[Saved data entries]

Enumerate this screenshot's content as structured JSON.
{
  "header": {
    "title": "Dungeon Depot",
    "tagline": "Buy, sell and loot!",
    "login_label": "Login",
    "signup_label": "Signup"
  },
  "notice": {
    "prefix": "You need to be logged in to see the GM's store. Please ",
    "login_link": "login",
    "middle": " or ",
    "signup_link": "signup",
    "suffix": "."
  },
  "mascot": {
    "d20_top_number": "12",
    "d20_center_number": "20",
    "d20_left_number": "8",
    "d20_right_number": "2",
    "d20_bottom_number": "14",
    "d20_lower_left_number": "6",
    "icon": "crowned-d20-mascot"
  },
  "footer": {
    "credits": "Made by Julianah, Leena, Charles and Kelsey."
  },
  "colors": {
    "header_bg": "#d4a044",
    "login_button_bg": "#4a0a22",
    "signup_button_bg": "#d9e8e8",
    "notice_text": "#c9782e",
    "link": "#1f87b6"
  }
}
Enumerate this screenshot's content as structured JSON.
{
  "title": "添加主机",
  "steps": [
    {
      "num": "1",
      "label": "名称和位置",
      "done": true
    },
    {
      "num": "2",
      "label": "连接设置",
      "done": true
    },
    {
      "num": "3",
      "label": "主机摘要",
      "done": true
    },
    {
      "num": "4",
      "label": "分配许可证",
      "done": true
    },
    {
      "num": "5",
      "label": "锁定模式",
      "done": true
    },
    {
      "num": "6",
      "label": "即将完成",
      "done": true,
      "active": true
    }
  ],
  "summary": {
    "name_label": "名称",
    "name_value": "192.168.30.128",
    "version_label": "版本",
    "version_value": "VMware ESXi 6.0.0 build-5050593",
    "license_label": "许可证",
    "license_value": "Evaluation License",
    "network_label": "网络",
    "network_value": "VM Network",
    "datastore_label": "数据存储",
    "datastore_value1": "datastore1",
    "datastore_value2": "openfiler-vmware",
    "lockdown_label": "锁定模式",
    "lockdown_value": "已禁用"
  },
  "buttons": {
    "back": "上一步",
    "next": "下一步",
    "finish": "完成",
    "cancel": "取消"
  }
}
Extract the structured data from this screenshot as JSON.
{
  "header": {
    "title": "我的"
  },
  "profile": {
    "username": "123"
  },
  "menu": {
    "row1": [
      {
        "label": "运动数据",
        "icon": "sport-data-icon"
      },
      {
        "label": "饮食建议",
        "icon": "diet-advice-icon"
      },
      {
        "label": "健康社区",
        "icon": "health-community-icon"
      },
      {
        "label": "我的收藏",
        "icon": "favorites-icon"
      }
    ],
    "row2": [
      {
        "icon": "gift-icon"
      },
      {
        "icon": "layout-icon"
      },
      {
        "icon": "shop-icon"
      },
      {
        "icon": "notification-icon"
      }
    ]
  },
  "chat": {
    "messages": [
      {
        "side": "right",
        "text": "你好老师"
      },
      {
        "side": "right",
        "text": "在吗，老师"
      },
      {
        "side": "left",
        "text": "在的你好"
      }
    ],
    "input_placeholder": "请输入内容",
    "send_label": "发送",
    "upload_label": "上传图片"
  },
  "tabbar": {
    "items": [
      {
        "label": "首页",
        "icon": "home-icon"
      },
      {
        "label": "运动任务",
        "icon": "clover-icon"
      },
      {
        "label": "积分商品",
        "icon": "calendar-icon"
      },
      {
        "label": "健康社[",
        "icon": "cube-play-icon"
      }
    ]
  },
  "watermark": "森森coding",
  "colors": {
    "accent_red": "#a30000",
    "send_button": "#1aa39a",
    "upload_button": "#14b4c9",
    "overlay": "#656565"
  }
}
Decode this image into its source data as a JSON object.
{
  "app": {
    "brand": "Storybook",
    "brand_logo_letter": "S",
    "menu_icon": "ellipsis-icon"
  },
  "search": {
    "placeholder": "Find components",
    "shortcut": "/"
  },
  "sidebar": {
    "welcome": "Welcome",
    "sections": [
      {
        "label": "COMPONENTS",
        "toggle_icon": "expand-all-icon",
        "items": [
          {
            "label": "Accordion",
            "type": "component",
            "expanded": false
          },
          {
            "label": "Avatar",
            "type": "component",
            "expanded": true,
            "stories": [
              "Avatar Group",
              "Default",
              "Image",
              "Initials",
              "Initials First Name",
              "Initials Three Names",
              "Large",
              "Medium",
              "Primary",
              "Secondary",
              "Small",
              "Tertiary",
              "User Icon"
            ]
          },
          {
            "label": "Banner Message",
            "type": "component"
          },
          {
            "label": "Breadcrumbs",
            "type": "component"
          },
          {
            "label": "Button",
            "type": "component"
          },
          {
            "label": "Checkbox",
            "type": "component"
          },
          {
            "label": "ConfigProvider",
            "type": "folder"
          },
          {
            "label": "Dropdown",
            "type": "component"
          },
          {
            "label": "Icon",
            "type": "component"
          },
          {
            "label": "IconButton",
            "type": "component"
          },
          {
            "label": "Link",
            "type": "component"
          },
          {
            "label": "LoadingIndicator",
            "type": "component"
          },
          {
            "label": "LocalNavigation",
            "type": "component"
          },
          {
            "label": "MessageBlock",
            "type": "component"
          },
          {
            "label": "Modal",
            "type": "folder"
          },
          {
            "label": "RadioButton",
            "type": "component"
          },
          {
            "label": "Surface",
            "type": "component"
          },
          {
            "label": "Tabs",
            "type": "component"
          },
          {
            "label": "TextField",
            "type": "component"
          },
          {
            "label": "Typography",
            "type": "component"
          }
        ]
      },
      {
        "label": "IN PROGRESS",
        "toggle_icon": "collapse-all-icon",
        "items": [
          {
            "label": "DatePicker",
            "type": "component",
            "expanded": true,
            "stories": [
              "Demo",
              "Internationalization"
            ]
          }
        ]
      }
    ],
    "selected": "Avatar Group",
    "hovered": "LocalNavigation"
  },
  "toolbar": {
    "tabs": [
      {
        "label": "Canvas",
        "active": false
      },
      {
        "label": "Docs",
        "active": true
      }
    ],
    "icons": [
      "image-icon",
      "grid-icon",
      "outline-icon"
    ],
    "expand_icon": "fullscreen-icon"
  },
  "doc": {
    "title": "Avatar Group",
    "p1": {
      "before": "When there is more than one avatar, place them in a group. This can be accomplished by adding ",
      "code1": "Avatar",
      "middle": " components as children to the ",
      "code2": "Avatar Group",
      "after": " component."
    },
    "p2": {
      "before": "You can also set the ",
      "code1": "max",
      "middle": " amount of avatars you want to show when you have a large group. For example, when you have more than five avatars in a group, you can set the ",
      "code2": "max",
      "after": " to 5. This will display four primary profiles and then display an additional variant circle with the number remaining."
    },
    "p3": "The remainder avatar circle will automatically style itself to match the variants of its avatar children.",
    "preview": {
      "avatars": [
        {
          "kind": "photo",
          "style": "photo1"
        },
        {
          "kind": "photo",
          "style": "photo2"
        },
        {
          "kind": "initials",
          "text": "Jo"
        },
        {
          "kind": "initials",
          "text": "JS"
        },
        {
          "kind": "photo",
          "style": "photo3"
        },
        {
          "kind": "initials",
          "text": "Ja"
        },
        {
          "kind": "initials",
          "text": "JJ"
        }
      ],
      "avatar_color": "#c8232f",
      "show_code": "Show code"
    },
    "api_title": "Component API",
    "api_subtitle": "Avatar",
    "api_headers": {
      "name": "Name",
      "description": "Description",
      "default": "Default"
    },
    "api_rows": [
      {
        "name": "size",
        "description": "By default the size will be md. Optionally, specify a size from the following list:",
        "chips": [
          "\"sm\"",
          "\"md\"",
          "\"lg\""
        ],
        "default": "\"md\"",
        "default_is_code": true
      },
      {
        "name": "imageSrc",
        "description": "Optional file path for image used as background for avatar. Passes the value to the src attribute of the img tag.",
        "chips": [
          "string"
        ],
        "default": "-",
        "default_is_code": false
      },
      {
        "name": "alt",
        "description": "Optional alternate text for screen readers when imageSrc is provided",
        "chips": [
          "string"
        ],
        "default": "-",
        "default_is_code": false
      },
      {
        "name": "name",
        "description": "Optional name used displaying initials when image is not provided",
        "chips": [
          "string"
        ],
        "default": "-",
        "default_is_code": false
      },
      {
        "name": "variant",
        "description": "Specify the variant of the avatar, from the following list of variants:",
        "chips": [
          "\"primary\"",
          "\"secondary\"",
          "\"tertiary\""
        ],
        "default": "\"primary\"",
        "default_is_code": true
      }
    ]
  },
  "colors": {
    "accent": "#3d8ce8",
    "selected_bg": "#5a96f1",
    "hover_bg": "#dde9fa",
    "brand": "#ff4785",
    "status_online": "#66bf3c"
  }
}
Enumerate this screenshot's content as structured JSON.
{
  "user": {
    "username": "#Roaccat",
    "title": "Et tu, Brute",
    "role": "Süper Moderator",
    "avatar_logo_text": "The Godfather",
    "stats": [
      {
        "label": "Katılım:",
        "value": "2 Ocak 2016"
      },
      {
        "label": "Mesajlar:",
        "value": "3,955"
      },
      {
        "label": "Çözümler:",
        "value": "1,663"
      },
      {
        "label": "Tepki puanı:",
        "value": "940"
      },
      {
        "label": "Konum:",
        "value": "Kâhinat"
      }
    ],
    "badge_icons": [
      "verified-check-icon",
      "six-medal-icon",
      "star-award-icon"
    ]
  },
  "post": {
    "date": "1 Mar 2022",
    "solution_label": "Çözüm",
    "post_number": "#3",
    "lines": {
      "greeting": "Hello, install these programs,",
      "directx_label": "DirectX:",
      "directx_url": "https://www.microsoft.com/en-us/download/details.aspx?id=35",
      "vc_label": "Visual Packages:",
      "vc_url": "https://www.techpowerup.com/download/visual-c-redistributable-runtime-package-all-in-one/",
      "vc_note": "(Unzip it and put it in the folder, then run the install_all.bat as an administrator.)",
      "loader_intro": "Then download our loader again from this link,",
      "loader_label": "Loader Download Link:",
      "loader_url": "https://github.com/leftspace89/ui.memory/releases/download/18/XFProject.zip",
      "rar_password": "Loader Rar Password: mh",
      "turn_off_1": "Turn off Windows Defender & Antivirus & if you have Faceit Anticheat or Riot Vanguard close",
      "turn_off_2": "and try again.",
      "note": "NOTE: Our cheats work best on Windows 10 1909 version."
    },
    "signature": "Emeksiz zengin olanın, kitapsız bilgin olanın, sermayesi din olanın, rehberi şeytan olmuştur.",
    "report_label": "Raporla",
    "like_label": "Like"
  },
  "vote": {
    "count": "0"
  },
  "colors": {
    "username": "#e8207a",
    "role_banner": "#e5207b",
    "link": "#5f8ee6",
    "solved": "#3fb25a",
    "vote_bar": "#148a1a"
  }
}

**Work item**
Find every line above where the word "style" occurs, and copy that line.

**Solution for this task**
    "p3": "The remainder avatar circle will automatically style itself to match the variants of its avatar children.",
          "style": "photo1"
          "style": "photo2"
          "style": "photo3"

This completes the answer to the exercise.